-- ABOUT THIS TASK --
Word for word, set down the listing that appears after this line.

-- DATA TO USE --
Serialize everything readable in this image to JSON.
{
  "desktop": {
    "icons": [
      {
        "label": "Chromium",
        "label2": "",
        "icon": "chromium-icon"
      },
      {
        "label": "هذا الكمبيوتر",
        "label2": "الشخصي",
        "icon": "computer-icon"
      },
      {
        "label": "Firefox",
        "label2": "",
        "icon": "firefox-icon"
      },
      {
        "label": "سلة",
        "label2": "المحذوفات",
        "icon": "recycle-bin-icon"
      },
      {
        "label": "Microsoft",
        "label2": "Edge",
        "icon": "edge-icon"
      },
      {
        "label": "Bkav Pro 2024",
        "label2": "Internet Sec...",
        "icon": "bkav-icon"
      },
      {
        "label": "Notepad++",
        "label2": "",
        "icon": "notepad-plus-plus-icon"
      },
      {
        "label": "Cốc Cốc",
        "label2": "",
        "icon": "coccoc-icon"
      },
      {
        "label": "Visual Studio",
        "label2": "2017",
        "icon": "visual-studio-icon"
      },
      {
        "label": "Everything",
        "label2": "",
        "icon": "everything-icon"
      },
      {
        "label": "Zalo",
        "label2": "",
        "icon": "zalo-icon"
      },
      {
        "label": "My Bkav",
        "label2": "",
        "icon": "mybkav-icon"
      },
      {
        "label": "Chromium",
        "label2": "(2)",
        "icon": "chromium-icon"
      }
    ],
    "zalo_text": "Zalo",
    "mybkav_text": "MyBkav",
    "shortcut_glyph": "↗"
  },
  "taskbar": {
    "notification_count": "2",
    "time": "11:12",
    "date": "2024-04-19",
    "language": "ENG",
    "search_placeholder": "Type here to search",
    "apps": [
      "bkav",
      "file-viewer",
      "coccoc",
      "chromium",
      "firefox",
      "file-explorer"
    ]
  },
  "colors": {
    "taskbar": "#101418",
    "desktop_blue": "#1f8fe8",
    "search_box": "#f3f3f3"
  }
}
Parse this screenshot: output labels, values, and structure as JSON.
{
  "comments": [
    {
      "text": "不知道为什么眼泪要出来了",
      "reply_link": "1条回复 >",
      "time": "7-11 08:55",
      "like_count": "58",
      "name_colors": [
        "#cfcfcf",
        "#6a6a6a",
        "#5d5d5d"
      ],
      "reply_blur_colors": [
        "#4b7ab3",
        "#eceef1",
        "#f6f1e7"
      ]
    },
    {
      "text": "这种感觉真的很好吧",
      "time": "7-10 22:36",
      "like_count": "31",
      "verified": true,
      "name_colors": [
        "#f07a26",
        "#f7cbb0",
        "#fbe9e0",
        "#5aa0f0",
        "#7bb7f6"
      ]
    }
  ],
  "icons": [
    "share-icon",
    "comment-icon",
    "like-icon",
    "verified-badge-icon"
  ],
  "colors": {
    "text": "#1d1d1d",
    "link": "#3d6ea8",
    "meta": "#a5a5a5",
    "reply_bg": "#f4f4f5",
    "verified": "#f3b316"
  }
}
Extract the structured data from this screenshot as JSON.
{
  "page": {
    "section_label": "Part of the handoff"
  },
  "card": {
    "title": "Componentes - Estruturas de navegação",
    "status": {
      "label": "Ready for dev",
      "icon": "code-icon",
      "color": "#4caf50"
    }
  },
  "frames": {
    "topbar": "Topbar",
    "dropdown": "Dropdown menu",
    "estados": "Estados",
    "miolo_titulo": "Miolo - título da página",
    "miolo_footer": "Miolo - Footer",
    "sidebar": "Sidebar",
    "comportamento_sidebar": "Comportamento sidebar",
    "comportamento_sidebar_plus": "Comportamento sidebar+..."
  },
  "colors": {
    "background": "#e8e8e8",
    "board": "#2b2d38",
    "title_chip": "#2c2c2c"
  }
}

-- TASK RESPONSE --
Serialize everything readable in this image to JSON.
{
  "desktop": {
    "icons": [
      {
        "label": "Chromium",
        "label2": "",
        "icon": "chromium-icon"
      },
      {
        "label": "هذا الكمبيوتر",
        "label2": "الشخصي",
        "icon": "computer-icon"
      },
      {
        "label": "Firefox",
        "label2": "",
        "icon": "firefox-icon"
      },
      {
        "label": "سلة",
        "label2": "المحذوفات",
        "icon": "recycle-bin-icon"
      },
      {
        "label": "Microsoft",
        "label2": "Edge",
        "icon": "edge-icon"
      },
      {
        "label": "Bkav Pro 2024",
        "label2": "Internet Sec...",
        "icon": "bkav-icon"
      },
      {
        "label": "Notepad++",
        "label2": "",
        "icon": "notepad-plus-plus-icon"
      },
      {
        "label": "Cốc Cốc",
        "label2": "",
        "icon": "coccoc-icon"
      },
      {
        "label": "Visual Studio",
        "label2": "2017",
        "icon": "visual-studio-icon"
      },
      {
        "label": "Everything",
        "label2": "",
        "icon": "everything-icon"
      },
      {
        "label": "Zalo",
        "label2": "",
        "icon": "zalo-icon"
      },
      {
        "label": "My Bkav",
        "label2": "",
        "icon": "mybkav-icon"
      },
      {
        "label": "Chromium",
        "label2": "(2)",
        "icon": "chromium-icon"
      }
    ],
    "zalo_text": "Zalo",
    "mybkav_text": "MyBkav",
    "shortcut_glyph": "↗"
  },
  "taskbar": {
    "notification_count": "2",
    "time": "11:12",
    "date": "2024-04-19",
    "language": "ENG",
    "search_placeholder": "Type here to search",
    "apps": [
      "bkav",
      "file-viewer",
      "coccoc",
      "chromium",
      "firefox",
      "file-explorer"
    ]
  },
  "colors": {
    "taskbar": "#101418",
    "desktop_blue": "#1f8fe8",
    "search_box": "#f3f3f3"
  }
}
Parse this screenshot: output labels, values, and structure as JSON.
{
  "comments": [
    {
      "text": "不知道为什么眼泪要出来了",
      "reply_link": "1条回复 >",
      "time": "7-11 08:55",
      "like_count": "58",
      "name_colors": [
        "#cfcfcf",
        "#6a6a6a",
        "#5d5d5d"
      ],
      "reply_blur_colors": [
        "#4b7ab3",
        "#eceef1",
        "#f6f1e7"
      ]
    },
    {
      "text": "这种感觉真的很好吧",
      "time": "7-10 22:36",
      "like_count": "31",
      "verified": true,
      "name_colors": [
        "#f07a26",
        "#f7cbb0",
        "#fbe9e0",
        "#5aa0f0",
        "#7bb7f6"
      ]
    }
  ],
  "icons": [
    "share-icon",
    "comment-icon",
    "like-icon",
    "verified-badge-icon"
  ],
  "colors": {
    "text": "#1d1d1d",
    "link": "#3d6ea8",
    "meta": "#a5a5a5",
    "reply_bg": "#f4f4f5",
    "verified": "#f3b316"
  }
}
Extract the structured data from this screenshot as JSON.
{
  "page": {
    "section_label": "Part of the handoff"
  },
  "card": {
    "title": "Componentes - Estruturas de navegação",
    "status": {
      "label": "Ready for dev",
      "icon": "code-icon",
      "color": "#4caf50"
    }
  },
  "frames": {
    "topbar": "Topbar",
    "dropdown": "Dropdown menu",
    "estados": "Estados",
    "miolo_titulo": "Miolo - título da página",
    "miolo_footer": "Miolo - Footer",
    "sidebar": "Sidebar",
    "comportamento_sidebar": "Comportamento sidebar",
    "comportamento_sidebar_plus": "Comportamento sidebar+..."
  },
  "colors": {
    "background": "#e8e8e8",
    "board": "#2b2d38",
    "title_chip": "#2c2c2c"
  }
}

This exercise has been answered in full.